The result is massive inefficiency. It's bad for me as a journalist, because my request will often take ages to reach the right person, let alone get an answer (my specific complaint today was about the person I originally contacted not letting me know that they were forwarding it on, which would lead to a delay – I know that most good PRs do offer this courtesy).

And it's bad for the company. After all, the PR's job is to try to manage the client's message, which means reacting quickly. Like most hacks, I want to give the company a fair chance to respond to whatever it is the story is about. If I don't get a timely response, there's not a lot I can do about it - in most circumstances, I need to get my story up, response or no response.

Companies don't seem to realise that their choice of PR set-up sends a message in itself.

I can think of one megacorp that used to offer a centralised PR team that was incredibly helpful. This gave hacks the impression that the company itself was open and honest, and that informed the tone of the coverage.

But then Megacorp split its PR operation up into an unholy in-house/agency mix. All journalist requests now get passed around like the proverbial parcel and nobody informed or useful is ever on-hand to explain what the firm's doing. The impression we get is that of barriers having been set up, and it's hard not to translate that into "this company has changed and is now acting like it has something to hide".
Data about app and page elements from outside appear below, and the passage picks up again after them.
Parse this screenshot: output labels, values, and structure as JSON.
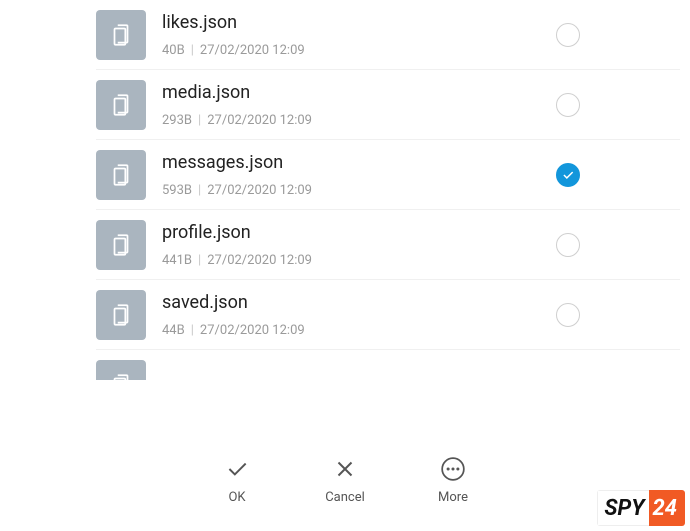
{
  "files": [
    {
      "name": "likes.json",
      "size": "40B",
      "date": "27/02/2020 12:09",
      "checked": false
    },
    {
      "name": "media.json",
      "size": "293B",
      "date": "27/02/2020 12:09",
      "checked": false
    },
    {
      "name": "messages.json",
      "size": "593B",
      "date": "27/02/2020 12:09",
      "checked": true
    },
    {
      "name": "profile.json",
      "size": "441B",
      "date": "27/02/2020 12:09",
      "checked": false
    },
    {
      "name": "saved.json",
      "size": "44B",
      "date": "27/02/2020 12:09",
      "checked": false
    }
  ],
  "bottombar": {
    "ok": "OK",
    "cancel": "Cancel",
    "more": "More"
  },
  "watermark": {
    "left": "SPY",
    "right": "24"
  }
}
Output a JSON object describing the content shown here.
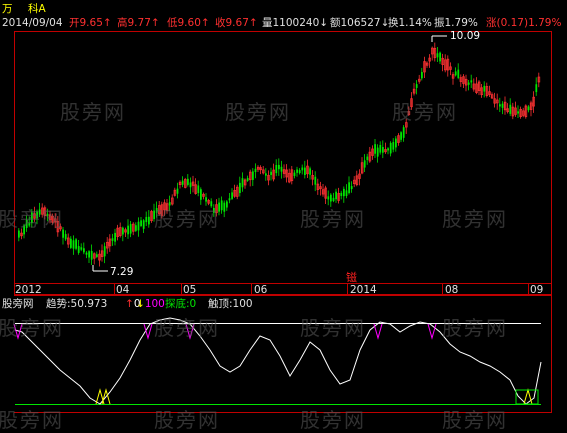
{
  "header": {
    "title_left": "万",
    "title_right": "科A",
    "date": "2014/09/04",
    "open": {
      "label": "开",
      "value": "9.65"
    },
    "high": {
      "label": "高",
      "value": "9.77"
    },
    "low": {
      "label": "低",
      "value": "9.60"
    },
    "close": {
      "label": "收",
      "value": "9.67"
    },
    "volume": {
      "label": "量",
      "value": "1100240"
    },
    "amount": {
      "label": "额",
      "value": "106527"
    },
    "turnover": {
      "label": "换",
      "value": "1.14%"
    },
    "amplitude": {
      "label": "振",
      "value": "1.79%"
    },
    "change": {
      "label": "涨",
      "value": "(0.17)",
      "pct": "1.79%"
    }
  },
  "annotations": {
    "high_label": "10.09",
    "low_label": "7.29"
  },
  "xaxis": {
    "labels": [
      "2012",
      "04",
      "05",
      "06",
      "2014",
      "08",
      "09"
    ]
  },
  "indicator": {
    "name": "股旁网",
    "trend_label": "趋势:",
    "trend_value": "50.973",
    "up_value": "0",
    "down_value": "100",
    "bottom_label": "探底:",
    "bottom_value": "0",
    "top_label": "触顶:",
    "top_value": "100"
  },
  "watermark": "股旁网",
  "colors": {
    "up": "#ff3232",
    "down": "#00e600",
    "axis": "#c00000",
    "white": "#ffffff",
    "yellow": "#ffff00",
    "magenta": "#ff00ff",
    "cyan": "#00ffff"
  }
}
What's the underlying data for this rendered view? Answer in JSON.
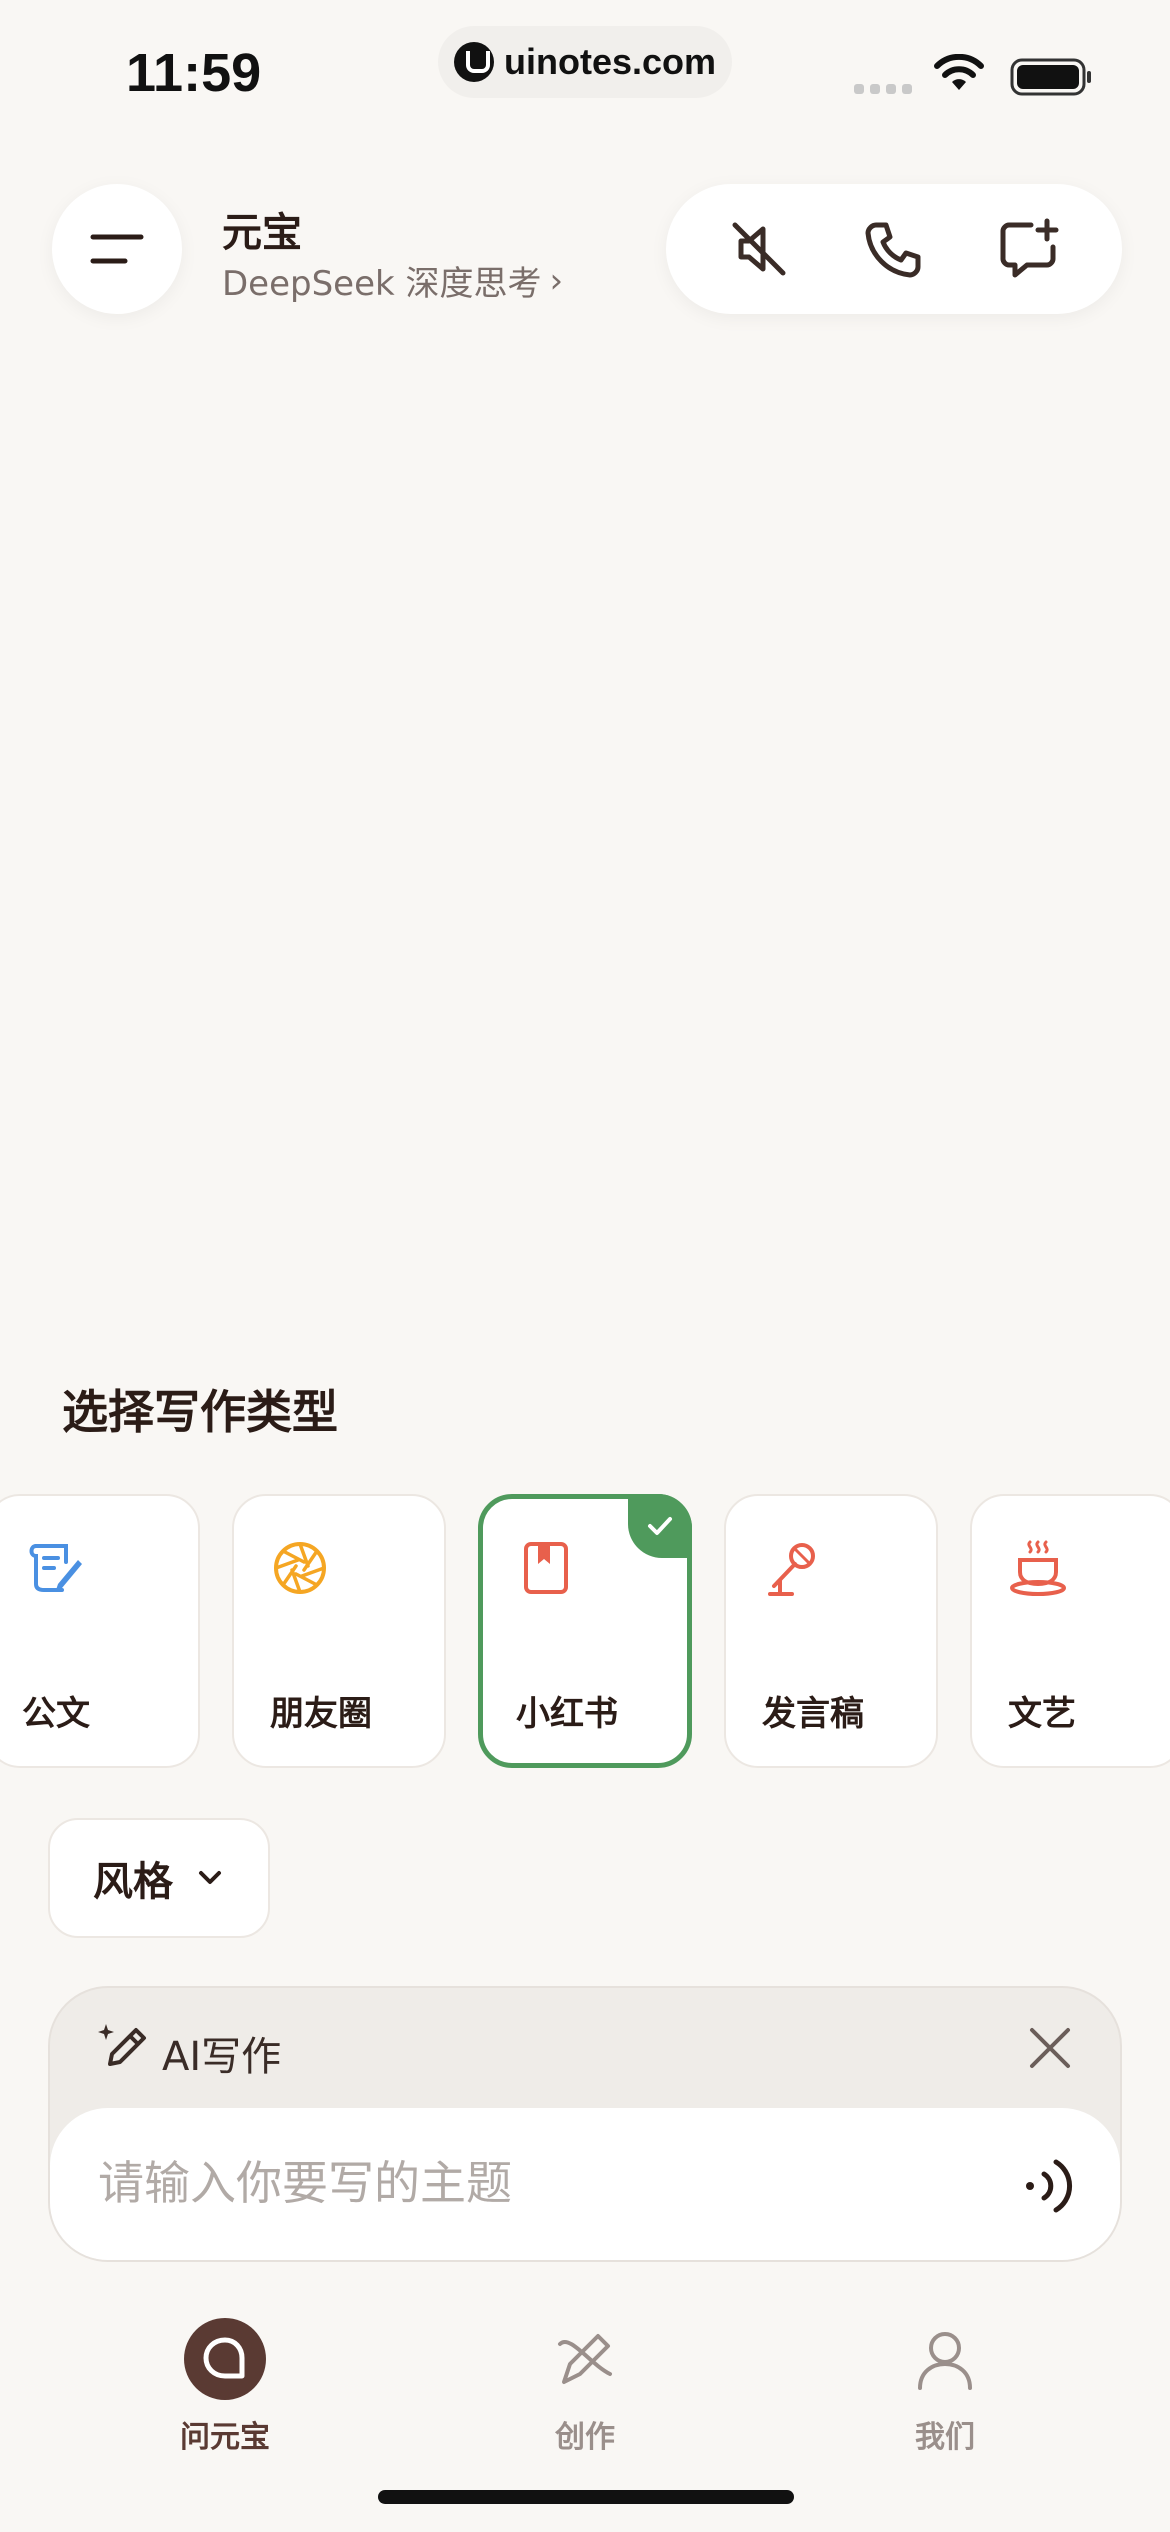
{
  "status_bar": {
    "time": "11:59",
    "url": "uinotes.com"
  },
  "header": {
    "title": "元宝",
    "subtitle": "DeepSeek 深度思考",
    "subtitle_chevron": "›"
  },
  "section": {
    "title": "选择写作类型"
  },
  "cards": [
    {
      "label": "公文",
      "icon": "document-quill-icon",
      "color": "#4a90e2"
    },
    {
      "label": "朋友圈",
      "icon": "aperture-icon",
      "color": "#f5a623"
    },
    {
      "label": "小红书",
      "icon": "notebook-icon",
      "color": "#e8604c",
      "selected": true
    },
    {
      "label": "发言稿",
      "icon": "microphone-icon",
      "color": "#e8604c"
    },
    {
      "label": "文艺",
      "icon": "coffee-cup-icon",
      "color": "#e8604c"
    }
  ],
  "style_button": {
    "label": "风格"
  },
  "composer": {
    "mode_label": "AI写作",
    "placeholder": "请输入你要写的主题",
    "value": ""
  },
  "tabbar": [
    {
      "label": "问元宝",
      "active": true
    },
    {
      "label": "创作",
      "active": false
    },
    {
      "label": "我们",
      "active": false
    }
  ],
  "colors": {
    "background": "#f9f7f4",
    "accent_green": "#4f9a5c",
    "brand_brown": "#5a3a33"
  }
}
That's not to say that agencies don't have their place – clearly they do, especially for clients for whom a dedicated in-house team in the UK makes no sense. But, in this increasingly fast-paced business, inefficiency just won't do, particularly if it comes across as a deliberate tactic.

All of which brings me back to the point that the PRs themselves are not to blame here. The problem is the PR structure their client has chosen, deliberately or otherwise. And I'm not sure who to complain to about that.